Extremely rare 'ancient Celtic ornament' discovered in Norway believed to have been stolen by Vikings

Extremely rare 'ancient Celtic ornament' discovered in Norway believed to have been stolen by Vikings

A EXTREMELY rare ancient Celtic ornament discovered in Norway is believed to have been stolen from Ireland by Vikings hundreds of years ago.

The discovery was made by Viking scholars in Trondheim earlier this week, after a group scoured the area, on a farmers land, with metal detectors searching for valuables.

The Celtic ornament was found amid dozens of other ancient items from across the world, in what scholars now believe is Viking loot gathered from raids centuries earlier.

According to The Irish Independent, the medieval Celtic ornament, depicting a face, is believed to have once belonged to Irish monks between the years 500AD and 700AD, and would have been clasped to a bucket; archaeological experts are currently examining the artefact at Trondheim Archaeological Museum.

Also found in the same were ancient Islamic coins known as Dirham, indicating that the Vikings had travelled far and wide to raid communities and return with treasures.

Dr Cat Jarman, a leading Viking scholar and senior adviser to the New Museum of the Viking Age in Norway, who was involved in the rare find, told The Irish Independent she believes the Celtic artefact found is similar to those previously found in Norway, and expects two faces to be revealed on the clasp once it is cleaned up.

"They are beautiful, with religious significance," she told the outlet.

"It would have been very valuable back then," she said, adding that it was highly unlikely the artefact would have been brought back to Norway by Vikings "in a peaceful way".

The Vikings were renowned for attacking villages across the world in their search for valuables-- they first reached Irish shores in 795AD and continuously raided Ireland for up to two centuries.

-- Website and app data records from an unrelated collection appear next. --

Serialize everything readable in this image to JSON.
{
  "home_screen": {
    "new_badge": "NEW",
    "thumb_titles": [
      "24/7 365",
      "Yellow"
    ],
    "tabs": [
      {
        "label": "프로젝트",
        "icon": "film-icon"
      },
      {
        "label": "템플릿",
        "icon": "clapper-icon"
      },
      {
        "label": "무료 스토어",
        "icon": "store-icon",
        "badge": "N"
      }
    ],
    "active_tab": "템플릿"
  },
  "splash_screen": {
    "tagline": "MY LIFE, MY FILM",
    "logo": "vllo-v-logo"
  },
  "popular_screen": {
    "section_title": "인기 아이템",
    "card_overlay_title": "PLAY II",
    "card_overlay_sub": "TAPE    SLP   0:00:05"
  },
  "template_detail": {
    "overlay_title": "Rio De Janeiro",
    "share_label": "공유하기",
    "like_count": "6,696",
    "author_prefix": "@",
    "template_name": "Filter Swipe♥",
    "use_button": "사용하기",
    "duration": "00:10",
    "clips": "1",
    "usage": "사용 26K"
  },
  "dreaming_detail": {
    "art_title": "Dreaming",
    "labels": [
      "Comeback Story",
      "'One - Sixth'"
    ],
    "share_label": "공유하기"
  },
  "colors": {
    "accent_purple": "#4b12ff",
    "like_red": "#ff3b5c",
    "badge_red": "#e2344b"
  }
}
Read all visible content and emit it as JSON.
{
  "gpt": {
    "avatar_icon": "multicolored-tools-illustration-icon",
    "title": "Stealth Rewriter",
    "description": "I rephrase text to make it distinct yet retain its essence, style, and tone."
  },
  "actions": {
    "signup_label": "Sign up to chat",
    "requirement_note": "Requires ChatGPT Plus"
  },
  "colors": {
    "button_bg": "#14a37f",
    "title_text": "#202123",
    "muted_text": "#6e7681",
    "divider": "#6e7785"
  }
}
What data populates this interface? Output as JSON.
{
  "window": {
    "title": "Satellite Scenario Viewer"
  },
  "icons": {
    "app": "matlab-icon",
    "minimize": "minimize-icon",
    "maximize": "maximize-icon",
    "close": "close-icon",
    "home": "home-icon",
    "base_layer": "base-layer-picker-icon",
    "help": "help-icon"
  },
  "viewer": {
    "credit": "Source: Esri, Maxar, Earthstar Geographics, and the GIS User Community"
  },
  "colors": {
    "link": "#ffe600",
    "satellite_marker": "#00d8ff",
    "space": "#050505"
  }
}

It is believed the Viking invasions of Ireland only stopped when they were defeated by the Irish king Brian Ború.